On my first trip to Maine I couldn’t account for how familiar it felt – this place – where I had never been registered in my blood like heat. ~Terry Tempest Williams
I know the feeling, the feeling of seeing a place for the first time and knowing by the heat in the blood that I finally found my home. I was mentally aware home was out there, had pictured it in my head hundreds of times. But had never previously set foot on the hallowed soil.
Waking the first morning following a middle of the night arrival in the blackest new moon night reified my imagination into stone, red stones layered in impossible configurations each speaking directly into my soul, whispering in an ancient language as old as Earth herself saying, “Welcome home. We’ve been expecting you.”
The words were a koan, a paradox I am still wrestling in my mind more than thirty years later. How can I be welcomed home to a place on my first arrival twenty-six years into my life? One might as well go back in time to kill their grandparents so they were never born meaning they wouldn’t be alive to kill them.
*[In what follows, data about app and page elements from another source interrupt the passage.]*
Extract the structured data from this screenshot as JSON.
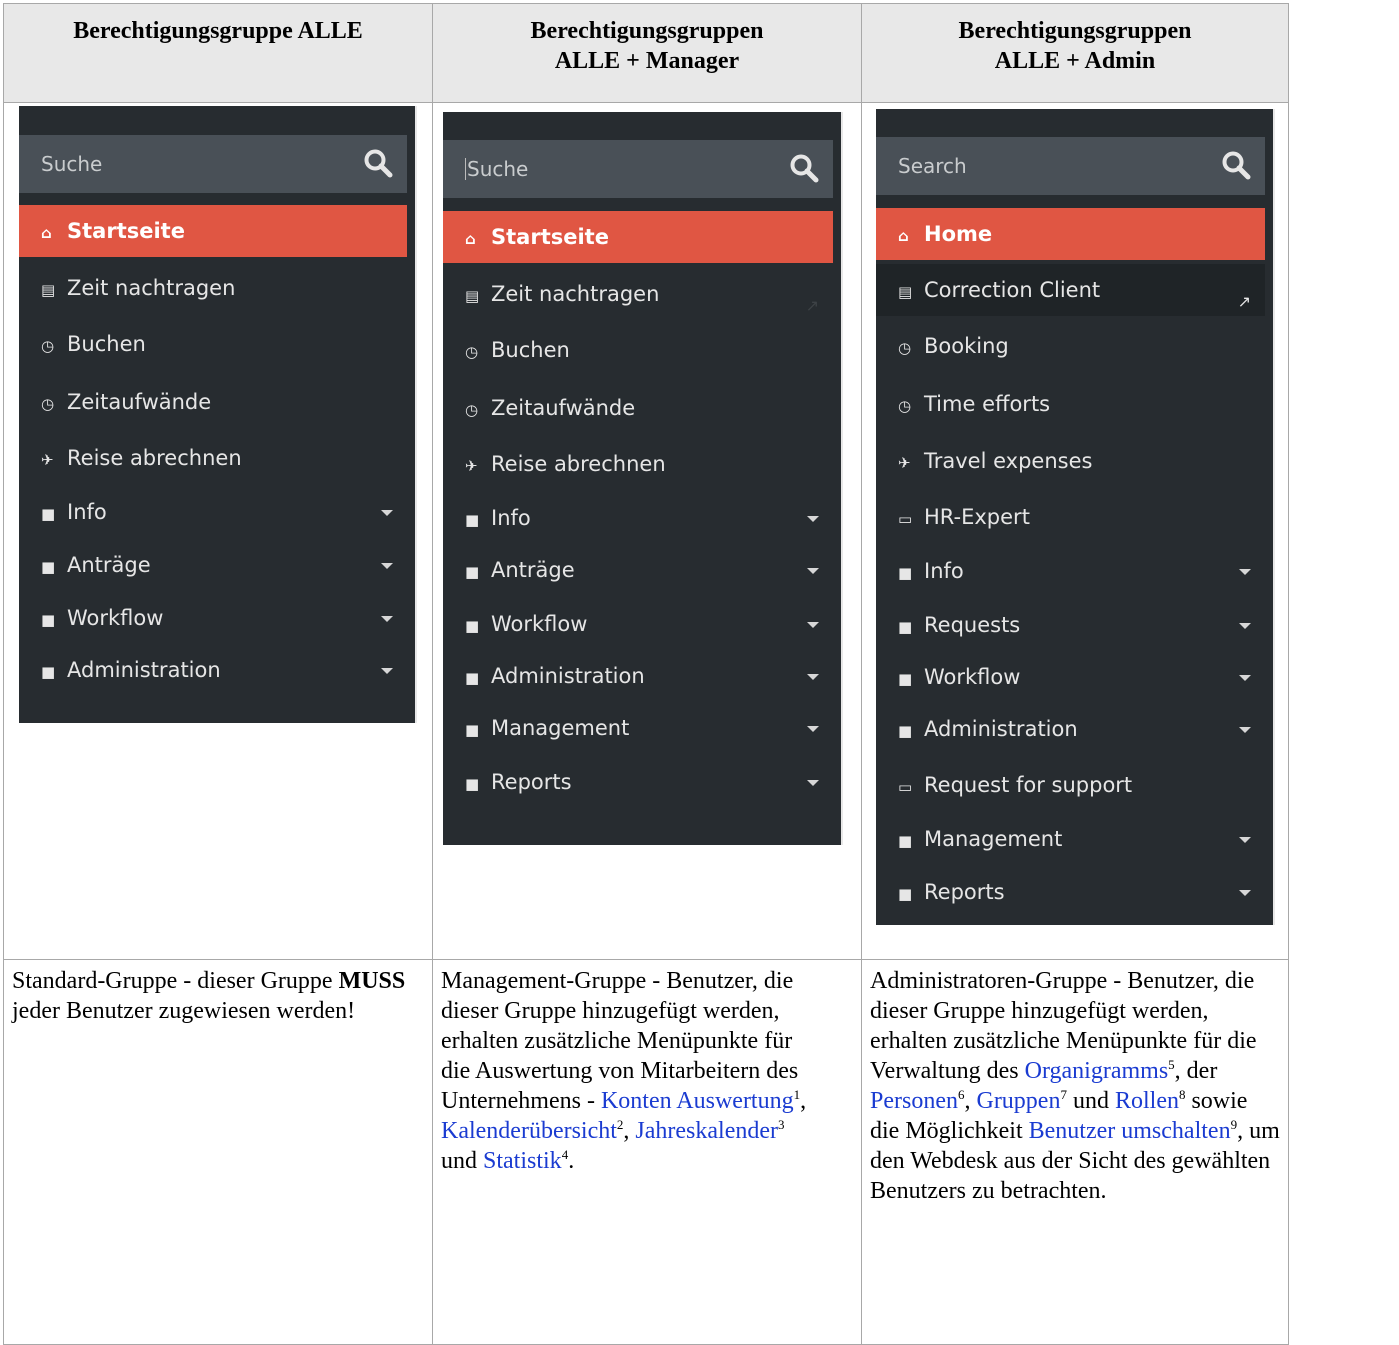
{
  "headers": {
    "col1": "Berechtigungsgruppe ALLE",
    "col2_line1": "Berechtigungsgruppen",
    "col2_line2": "ALLE + Manager",
    "col3_line1": "Berechtigungsgruppen",
    "col3_line2": "ALLE +  Admin"
  },
  "menu1": {
    "search_placeholder": "Suche",
    "items": [
      "Startseite",
      "Zeit nachtragen",
      "Buchen",
      "Zeitaufwände",
      "Reise abrechnen",
      "Info",
      "Anträge",
      "Workflow",
      "Administration"
    ]
  },
  "menu2": {
    "search_placeholder": "Suche",
    "items": [
      "Startseite",
      "Zeit nachtragen",
      "Buchen",
      "Zeitaufwände",
      "Reise abrechnen",
      "Info",
      "Anträge",
      "Workflow",
      "Administration",
      "Management",
      "Reports"
    ]
  },
  "menu3": {
    "search_placeholder": "Search",
    "items": [
      "Home",
      "Correction Client",
      "Booking",
      "Time efforts",
      "Travel expenses",
      "HR-Expert",
      "Info",
      "Requests",
      "Workflow",
      "Administration",
      "Request for support",
      "Management",
      "Reports"
    ]
  },
  "icons": {
    "home": "home-icon",
    "ledger": "keyboard-icon",
    "clock": "clock-icon",
    "plane": "plane-icon",
    "folder": "folder-icon",
    "monitor": "monitor-icon",
    "search": "search-icon",
    "external": "external-link-icon"
  },
  "colors": {
    "active": "#e05643",
    "panel": "#272c30",
    "search_bg": "#495057",
    "link": "#1a3bd1"
  },
  "desc1": {
    "t1": "Standard-Gruppe - dieser Gruppe ",
    "bold": "MUSS",
    "t2": " jeder Benutzer zugewiesen werden!"
  },
  "desc2": {
    "t1": "Management-Gruppe - Benutzer, die dieser Gruppe hinzugefügt werden, erhalten zusätzliche Menüpunkte für die Auswertung von Mitarbeitern des Unternehmens - ",
    "l1": "Konten Auswertung",
    "s1": "1",
    "sep1": ", ",
    "l2": "Kalenderübersicht",
    "s2": "2",
    "sep2": ", ",
    "l3": "Jahreskalender",
    "s3": "3",
    "sep3": " und ",
    "l4": "Statistik",
    "s4": "4",
    "end": "."
  },
  "desc3": {
    "t1": "Administratoren-Gruppe - Benutzer, die dieser Gruppe hinzugefügt werden, erhalten zusätzliche Menüpunkte für die Verwaltung des ",
    "l1": "Organigramms",
    "s1": "5",
    "t2": ", der ",
    "l2": "Personen",
    "s2": "6",
    "t3": ", ",
    "l3": "Gruppen",
    "s3": "7",
    "t4": " und ",
    "l4": "Rollen",
    "s4": "8",
    "t5": " sowie die Möglichkeit ",
    "l5": "Benutzer umschalten",
    "s5": "9",
    "t6": ", um den Webdesk aus der Sicht des gewählten Benutzers zu betrachten."
  }
}
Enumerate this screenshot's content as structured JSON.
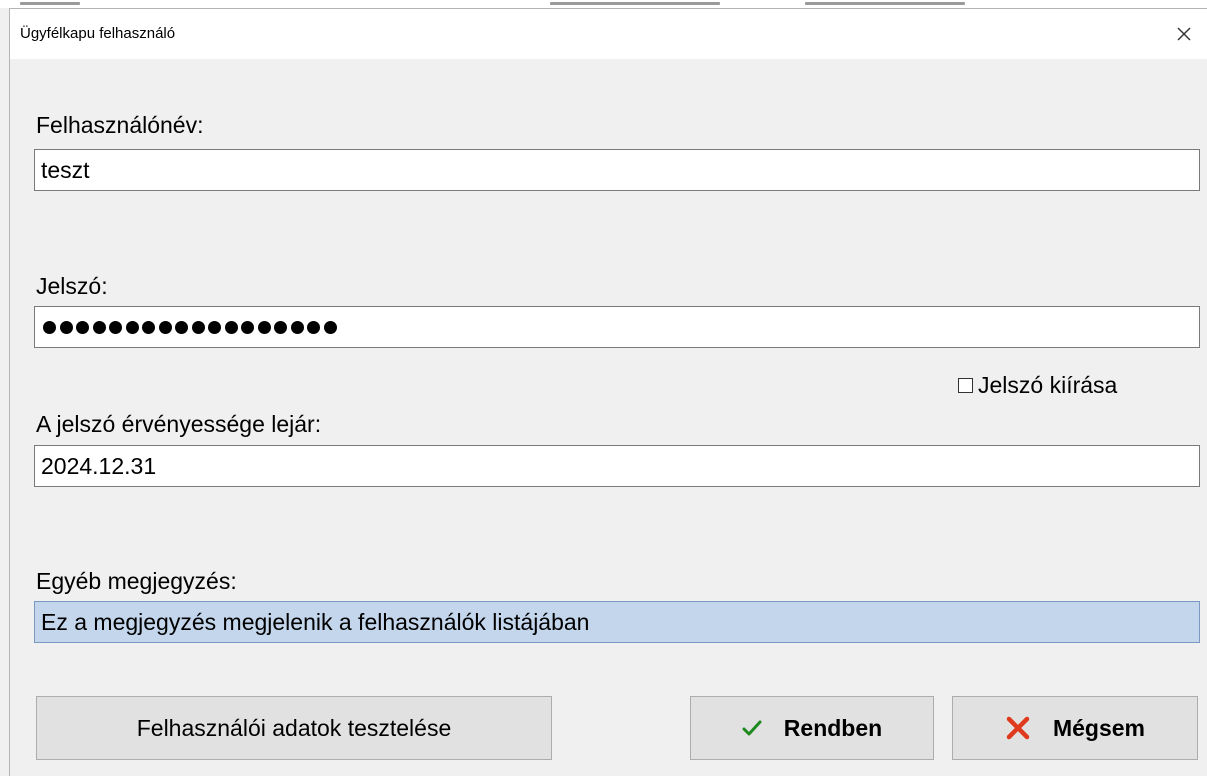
{
  "window": {
    "title": "Ügyfélkapu felhasználó",
    "close_icon": "close-icon"
  },
  "form": {
    "username": {
      "label": "Felhasználónév:",
      "value": "teszt"
    },
    "password": {
      "label": "Jelszó:",
      "masked_length": 18,
      "show_password_label": "Jelszó kiírása",
      "show_password_checked": false
    },
    "expiry": {
      "label": "A jelszó érvényessége lejár:",
      "value": "2024.12.31"
    },
    "note": {
      "label": "Egyéb megjegyzés:",
      "value": "Ez a megjegyzés megjelenik a felhasználók listájában",
      "selected": true
    }
  },
  "buttons": {
    "test_label": "Felhasználói adatok tesztelése",
    "ok_label": "Rendben",
    "ok_icon": "checkmark-icon",
    "cancel_label": "Mégsem",
    "cancel_icon": "cross-icon"
  },
  "colors": {
    "check_green": "#1e8a1e",
    "cross_red": "#e03a1e",
    "selection_blue": "#c3d6ec"
  }
}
That first morning I awakened in a natural lavabo, emerged into the womb, experienced ablution cleansing my psyche of layers of misconceptions about my existence, my destinies, a fluvial force scouring the necrosis obscuring my vision until I was able to peer through the patina into my longing soul where I saw the moon and stars gazing up at me from the heavens.
I saw a magpie flying high wings tattooed on the blue sky carrying my anemic sigh until it became a war cry and I saw where my body will ossify and mummify at the final closure of my eye.